I think mostly I feel bad cuz he was one of the good ones, and now he’s gone. It doesn’t seem there are so many left that we can afford to lose any. He was a gentle and kind soul, with a little bit of a drinking problem and a great sense of humor. He was probably never going to make a mark on the world at large, but he made an impression on everyone he met, and the world is a little emptier without him. He had close friends and family, and he was here in a big way to those who knew him, and now he’s not here. Just that fast.

I suppose it will be that way for all of us, and it makes you think about what it’s all about and what you’re all about. Will I leave a mark? Will people not in my daily life mourn my passing? What kind of an impression will most people I’ve known be left with? I have a feeling it won’t be as good as the feeling Mike always left people with, and that makes me sad. I haven’t always been a particularly nice or friendly person, nor am I always now. Depression was responsible for some of that, but still, I probably could have been better.
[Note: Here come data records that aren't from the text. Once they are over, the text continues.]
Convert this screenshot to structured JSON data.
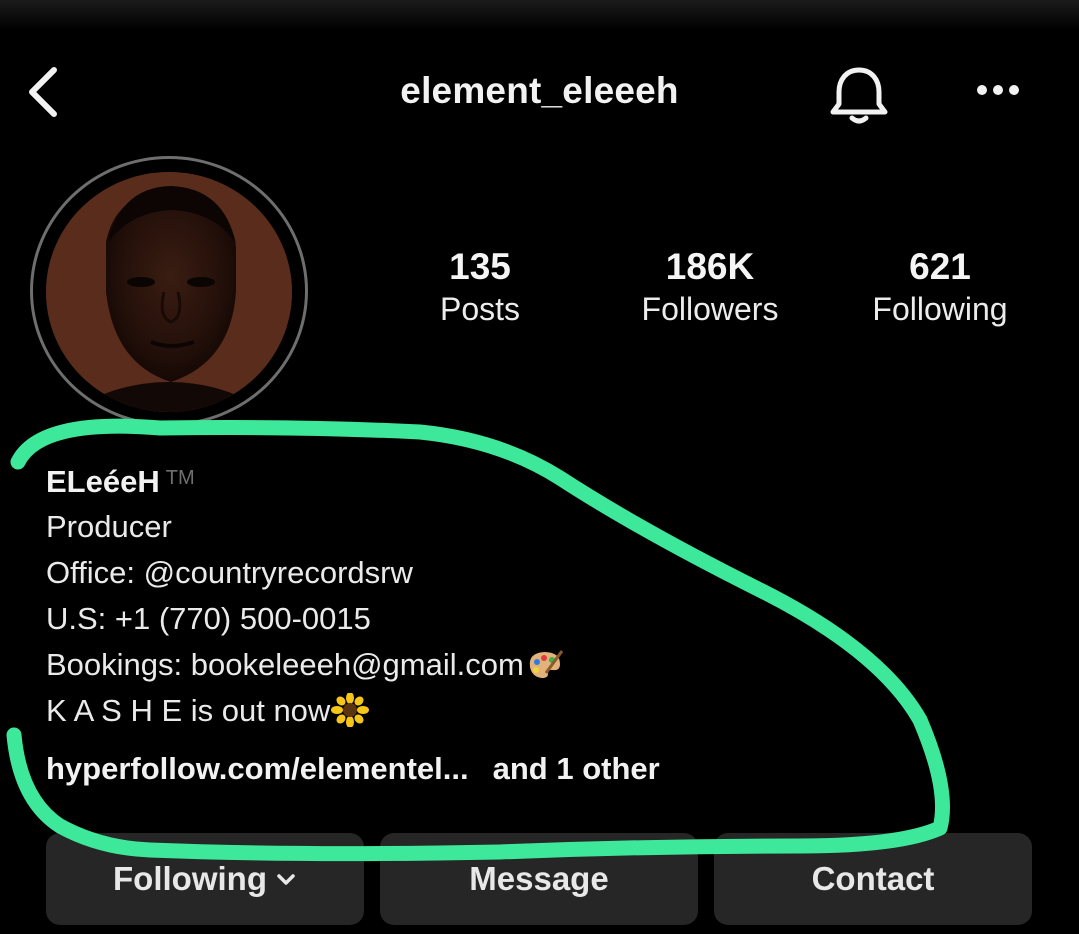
{
  "header": {
    "username": "element_eleeeh",
    "back_icon": "chevron-left-icon",
    "bell_icon": "bell-icon",
    "more_icon": "more-horizontal-icon"
  },
  "stats": [
    {
      "value": "135",
      "label": "Posts"
    },
    {
      "value": "186K",
      "label": "Followers"
    },
    {
      "value": "621",
      "label": "Following"
    }
  ],
  "bio": {
    "display_name": "ELeéeH",
    "trademark": "TM",
    "lines": [
      "Producer",
      "Office: @countryrecordsrw",
      "U.S: +1 (770) 500-0015",
      "Bookings: bookeleeeh@gmail.com",
      "K A S H E is out now"
    ],
    "link": "hyperfollow.com/elementel...",
    "link_more": "and 1 other"
  },
  "actions": {
    "following": "Following",
    "message": "Message",
    "contact": "Contact"
  },
  "colors": {
    "background": "#000000",
    "button_bg": "#262626",
    "highlight_marker": "#3ee89a"
  }
}
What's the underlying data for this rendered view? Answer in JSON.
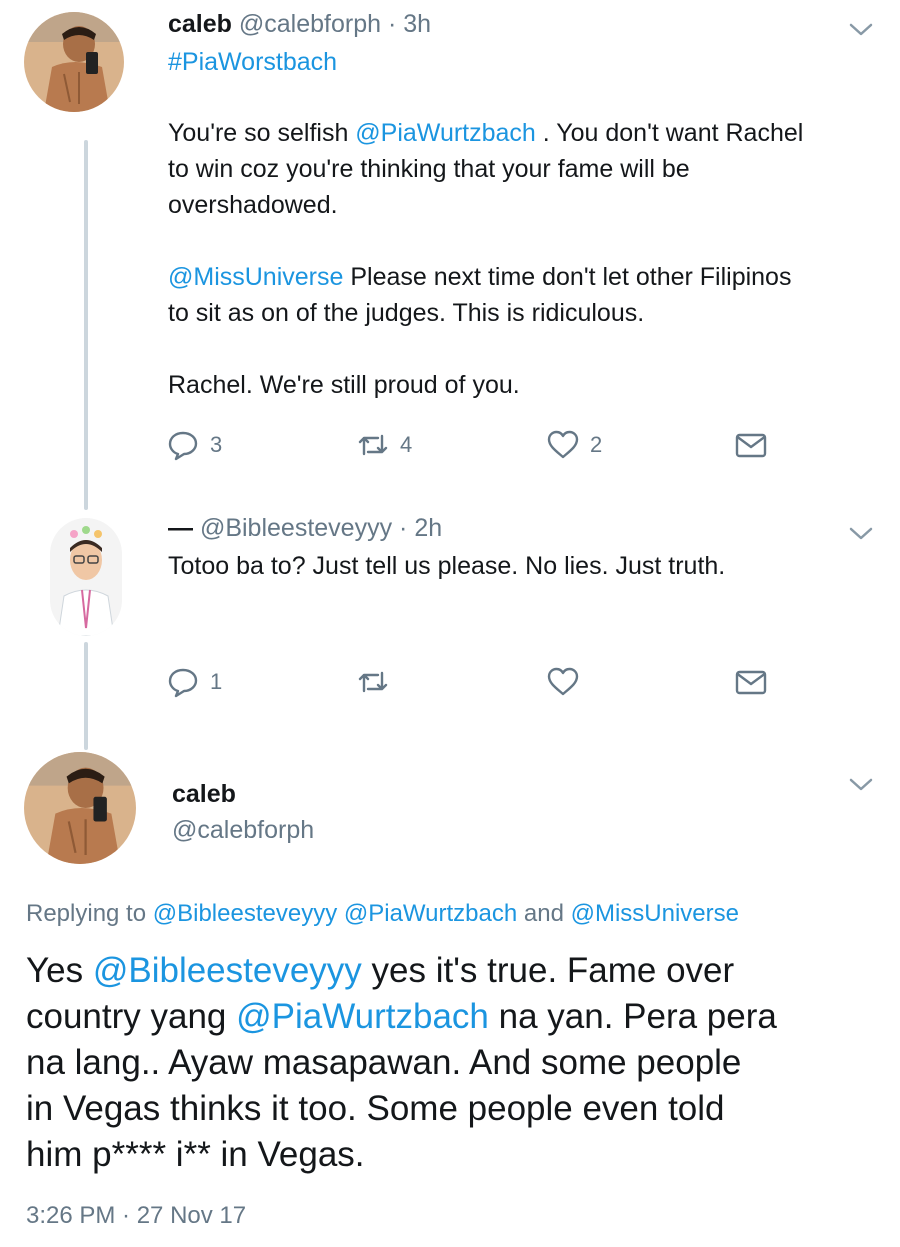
{
  "tweet1": {
    "display_name": "caleb",
    "handle": "@calebforph",
    "time": "· 3h",
    "hashtag": "#PiaWorstbach",
    "p1_a": "You're so selfish ",
    "p1_mention": "@PiaWurtzbach",
    "p1_b": " . You don't want Rachel",
    "p1_line2": "to win coz you're thinking that your fame will be",
    "p1_line3": "overshadowed.",
    "p2_mention": "@MissUniverse",
    "p2_a": "  Please next time don't let other Filipinos",
    "p2_line2": "to sit as on of the judges.  This is ridiculous.",
    "p3": "Rachel. We're still proud of you.",
    "replies": "3",
    "retweets": "4",
    "likes": "2"
  },
  "tweet2": {
    "display_name": "—",
    "handle": "@Bibleesteveyyy",
    "time": "· 2h",
    "text": "Totoo ba to? Just tell us please. No lies. Just truth.",
    "replies": "1"
  },
  "tweet3": {
    "display_name": "caleb",
    "handle": "@calebforph",
    "replying_prefix": "Replying to ",
    "replying_1": "@Bibleesteveyyy",
    "replying_2": "@PiaWurtzbach",
    "replying_and": " and ",
    "replying_3": "@MissUniverse",
    "l1_a": "Yes ",
    "l1_mention": "@Bibleesteveyyy",
    "l1_b": "  yes it's true. Fame over",
    "l2_a": "country yang ",
    "l2_mention": "@PiaWurtzbach",
    "l2_b": " na yan. Pera pera",
    "l3": "na lang.. Ayaw masapawan. And some people",
    "l4": "in Vegas thinks it too.  Some people even told",
    "l5": "him p**** i** in Vegas.",
    "timestamp": "3:26 PM · 27 Nov 17"
  },
  "colors": {
    "link": "#1b95e0",
    "muted": "#657786",
    "text": "#14171a",
    "thread_line": "#ccd6dd"
  },
  "icons": [
    "reply-icon",
    "retweet-icon",
    "like-icon",
    "share-dm-icon",
    "chevron-down-icon"
  ]
}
I don’t want to live my life for other people, and mostly I don’t care what they think of me, except that I think I would like them to feel that I was at least kind. I would like them to be left with that memory. They can think whatever they want about the way I live my life, or the way I look, or anything about me, except that. If I drop dead tomorrow, I want someone to say about me the kinds of things I’ve been reading on Facebook about Mike.

So I realize I’ve just set myself a pretty good goal: Be Kind. Just that. I don’t know if I can achieve it, but now that I’ve identified its importance, I will try to be more mindful of it.

RIP Michael. Thanks for the memories, and thanks for the nudge.